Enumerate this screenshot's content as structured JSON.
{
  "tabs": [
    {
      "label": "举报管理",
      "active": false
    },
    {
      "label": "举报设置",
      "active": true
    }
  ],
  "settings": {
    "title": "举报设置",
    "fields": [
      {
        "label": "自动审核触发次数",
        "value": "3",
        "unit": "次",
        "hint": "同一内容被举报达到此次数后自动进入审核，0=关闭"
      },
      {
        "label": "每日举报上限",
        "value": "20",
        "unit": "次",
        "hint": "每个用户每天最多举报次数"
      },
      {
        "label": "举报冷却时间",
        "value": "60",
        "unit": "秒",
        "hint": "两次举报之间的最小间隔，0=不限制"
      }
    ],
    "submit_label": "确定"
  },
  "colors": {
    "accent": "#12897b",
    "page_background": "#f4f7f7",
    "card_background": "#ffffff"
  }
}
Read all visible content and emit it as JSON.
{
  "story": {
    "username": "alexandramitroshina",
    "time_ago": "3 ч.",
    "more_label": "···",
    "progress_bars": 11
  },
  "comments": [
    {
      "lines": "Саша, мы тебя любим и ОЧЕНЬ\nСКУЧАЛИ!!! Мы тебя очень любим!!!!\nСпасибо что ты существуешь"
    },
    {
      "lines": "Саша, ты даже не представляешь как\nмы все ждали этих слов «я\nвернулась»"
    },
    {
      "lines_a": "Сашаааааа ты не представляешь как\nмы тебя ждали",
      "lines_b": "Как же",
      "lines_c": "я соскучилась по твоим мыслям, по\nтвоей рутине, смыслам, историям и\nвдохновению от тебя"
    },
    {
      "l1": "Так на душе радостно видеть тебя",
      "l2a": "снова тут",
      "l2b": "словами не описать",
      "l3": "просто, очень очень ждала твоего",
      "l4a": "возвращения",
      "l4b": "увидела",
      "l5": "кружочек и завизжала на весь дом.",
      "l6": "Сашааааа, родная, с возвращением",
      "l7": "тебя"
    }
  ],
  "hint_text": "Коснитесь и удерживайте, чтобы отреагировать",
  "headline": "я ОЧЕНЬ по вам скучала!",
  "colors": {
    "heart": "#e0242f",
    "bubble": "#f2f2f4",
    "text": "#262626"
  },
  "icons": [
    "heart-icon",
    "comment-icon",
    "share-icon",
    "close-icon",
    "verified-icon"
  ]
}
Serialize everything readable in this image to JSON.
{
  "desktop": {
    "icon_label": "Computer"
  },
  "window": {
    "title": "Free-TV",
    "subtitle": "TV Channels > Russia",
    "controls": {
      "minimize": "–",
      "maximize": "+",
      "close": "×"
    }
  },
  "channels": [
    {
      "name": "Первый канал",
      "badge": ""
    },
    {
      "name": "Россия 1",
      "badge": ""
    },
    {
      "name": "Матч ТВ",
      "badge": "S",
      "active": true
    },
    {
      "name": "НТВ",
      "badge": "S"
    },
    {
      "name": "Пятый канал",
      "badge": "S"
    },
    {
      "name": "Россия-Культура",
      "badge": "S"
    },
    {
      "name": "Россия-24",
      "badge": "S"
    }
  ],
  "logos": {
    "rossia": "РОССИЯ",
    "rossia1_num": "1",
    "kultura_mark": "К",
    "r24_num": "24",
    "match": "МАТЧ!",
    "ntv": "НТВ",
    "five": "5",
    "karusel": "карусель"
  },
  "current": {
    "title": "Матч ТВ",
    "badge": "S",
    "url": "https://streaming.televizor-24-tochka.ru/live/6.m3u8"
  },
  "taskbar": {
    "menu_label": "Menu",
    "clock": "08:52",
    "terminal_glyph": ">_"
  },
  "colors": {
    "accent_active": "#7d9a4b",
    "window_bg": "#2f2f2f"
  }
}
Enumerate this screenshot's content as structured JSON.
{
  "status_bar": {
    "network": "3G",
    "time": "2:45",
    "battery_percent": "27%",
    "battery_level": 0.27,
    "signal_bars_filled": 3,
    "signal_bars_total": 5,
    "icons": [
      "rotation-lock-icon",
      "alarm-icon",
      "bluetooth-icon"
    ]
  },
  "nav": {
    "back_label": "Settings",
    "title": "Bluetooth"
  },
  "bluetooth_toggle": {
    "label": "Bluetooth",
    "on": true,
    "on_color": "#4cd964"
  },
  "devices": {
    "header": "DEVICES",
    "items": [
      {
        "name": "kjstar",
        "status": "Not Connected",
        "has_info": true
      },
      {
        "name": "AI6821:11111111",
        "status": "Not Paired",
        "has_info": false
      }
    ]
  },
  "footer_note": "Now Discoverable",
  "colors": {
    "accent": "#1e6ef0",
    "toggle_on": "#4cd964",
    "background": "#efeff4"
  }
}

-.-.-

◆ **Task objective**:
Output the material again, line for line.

◆ **Answer**:
Enumerate this screenshot's content as structured JSON.
{
  "tabs": [
    {
      "label": "举报管理",
      "active": false
    },
    {
      "label": "举报设置",
      "active": true
    }
  ],
  "settings": {
    "title": "举报设置",
    "fields": [
      {
        "label": "自动审核触发次数",
        "value": "3",
        "unit": "次",
        "hint": "同一内容被举报达到此次数后自动进入审核，0=关闭"
      },
      {
        "label": "每日举报上限",
        "value": "20",
        "unit": "次",
        "hint": "每个用户每天最多举报次数"
      },
      {
        "label": "举报冷却时间",
        "value": "60",
        "unit": "秒",
        "hint": "两次举报之间的最小间隔，0=不限制"
      }
    ],
    "submit_label": "确定"
  },
  "colors": {
    "accent": "#12897b",
    "page_background": "#f4f7f7",
    "card_background": "#ffffff"
  }
}
Read all visible content and emit it as JSON.
{
  "story": {
    "username": "alexandramitroshina",
    "time_ago": "3 ч.",
    "more_label": "···",
    "progress_bars": 11
  },
  "comments": [
    {
      "lines": "Саша, мы тебя любим и ОЧЕНЬ\nСКУЧАЛИ!!! Мы тебя очень любим!!!!\nСпасибо что ты существуешь"
    },
    {
      "lines": "Саша, ты даже не представляешь как\nмы все ждали этих слов «я\nвернулась»"
    },
    {
      "lines_a": "Сашаааааа ты не представляешь как\nмы тебя ждали",
      "lines_b": "Как же",
      "lines_c": "я соскучилась по твоим мыслям, по\nтвоей рутине, смыслам, историям и\nвдохновению от тебя"
    },
    {
      "l1": "Так на душе радостно видеть тебя",
      "l2a": "снова тут",
      "l2b": "словами не описать",
      "l3": "просто, очень очень ждала твоего",
      "l4a": "возвращения",
      "l4b": "увидела",
      "l5": "кружочек и завизжала на весь дом.",
      "l6": "Сашааааа, родная, с возвращением",
      "l7": "тебя"
    }
  ],
  "hint_text": "Коснитесь и удерживайте, чтобы отреагировать",
  "headline": "я ОЧЕНЬ по вам скучала!",
  "colors": {
    "heart": "#e0242f",
    "bubble": "#f2f2f4",
    "text": "#262626"
  },
  "icons": [
    "heart-icon",
    "comment-icon",
    "share-icon",
    "close-icon",
    "verified-icon"
  ]
}
Serialize everything readable in this image to JSON.
{
  "desktop": {
    "icon_label": "Computer"
  },
  "window": {
    "title": "Free-TV",
    "subtitle": "TV Channels > Russia",
    "controls": {
      "minimize": "–",
      "maximize": "+",
      "close": "×"
    }
  },
  "channels": [
    {
      "name": "Первый канал",
      "badge": ""
    },
    {
      "name": "Россия 1",
      "badge": ""
    },
    {
      "name": "Матч ТВ",
      "badge": "S",
      "active": true
    },
    {
      "name": "НТВ",
      "badge": "S"
    },
    {
      "name": "Пятый канал",
      "badge": "S"
    },
    {
      "name": "Россия-Культура",
      "badge": "S"
    },
    {
      "name": "Россия-24",
      "badge": "S"
    }
  ],
  "logos": {
    "rossia": "РОССИЯ",
    "rossia1_num": "1",
    "kultura_mark": "К",
    "r24_num": "24",
    "match": "МАТЧ!",
    "ntv": "НТВ",
    "five": "5",
    "karusel": "карусель"
  },
  "current": {
    "title": "Матч ТВ",
    "badge": "S",
    "url": "https://streaming.televizor-24-tochka.ru/live/6.m3u8"
  },
  "taskbar": {
    "menu_label": "Menu",
    "clock": "08:52",
    "terminal_glyph": ">_"
  },
  "colors": {
    "accent_active": "#7d9a4b",
    "window_bg": "#2f2f2f"
  }
}
Enumerate this screenshot's content as structured JSON.
{
  "status_bar": {
    "network": "3G",
    "time": "2:45",
    "battery_percent": "27%",
    "battery_level": 0.27,
    "signal_bars_filled": 3,
    "signal_bars_total": 5,
    "icons": [
      "rotation-lock-icon",
      "alarm-icon",
      "bluetooth-icon"
    ]
  },
  "nav": {
    "back_label": "Settings",
    "title": "Bluetooth"
  },
  "bluetooth_toggle": {
    "label": "Bluetooth",
    "on": true,
    "on_color": "#4cd964"
  },
  "devices": {
    "header": "DEVICES",
    "items": [
      {
        "name": "kjstar",
        "status": "Not Connected",
        "has_info": true
      },
      {
        "name": "AI6821:11111111",
        "status": "Not Paired",
        "has_info": false
      }
    ]
  },
  "footer_note": "Now Discoverable",
  "colors": {
    "accent": "#1e6ef0",
    "toggle_on": "#4cd964",
    "background": "#efeff4"
  }
}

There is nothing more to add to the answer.